The real question about the FBI bug was: Which crime were the feds probing? Mayor Street, who admits that money buys influence, has already been involved in a fistful of scandals, including a $1.1 million airport maintenance contract received by the mayor’s brother, a hot dog vendor. Then there’s the case of the Mercedes-driving black Muslims getting more than $3 million in city funds to run schools where pipes freeze and unpaid teachers routinely quit in the middle of the school year.
“There are these rules that have been informally accepted in this country for as long as there’s been government, as long as there’s been patronage.” —Philadelphia Mayor John Street
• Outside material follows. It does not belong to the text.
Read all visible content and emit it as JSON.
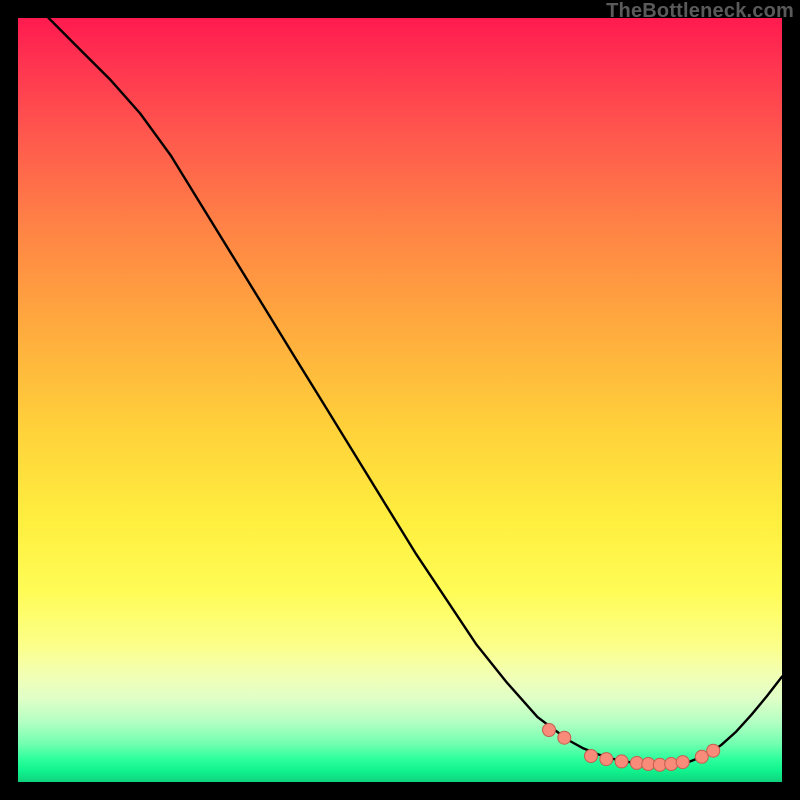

“The South Bronx was not saved the way decades of reformers insisted it would have to be saved: by eliminating poverty…. What changed the South Bronx from Fort Apache to a functioning community was not a sudden influx of wealth, but a careful restoration of order—in the built environment, in public spaces, and in people’s lives.”
Suddenly, Mayor Bloomberg is looking more than a little like Mayor Dinkins, and the Rudy years more like just an eight-year interruption from the city’s long history of self-destructive, special-interest politics. Ground Zero has become the ultimate broken window, a festering reminder of what was, and of the mayor’s evident disinterest in the site.
“The metropolis is the epitome of multiplicity; the paradox of the phenomenon is made possible by an almost mystic unity.” —Cleveland Rodgers, a member of the New York City Planning Council from 1838-1951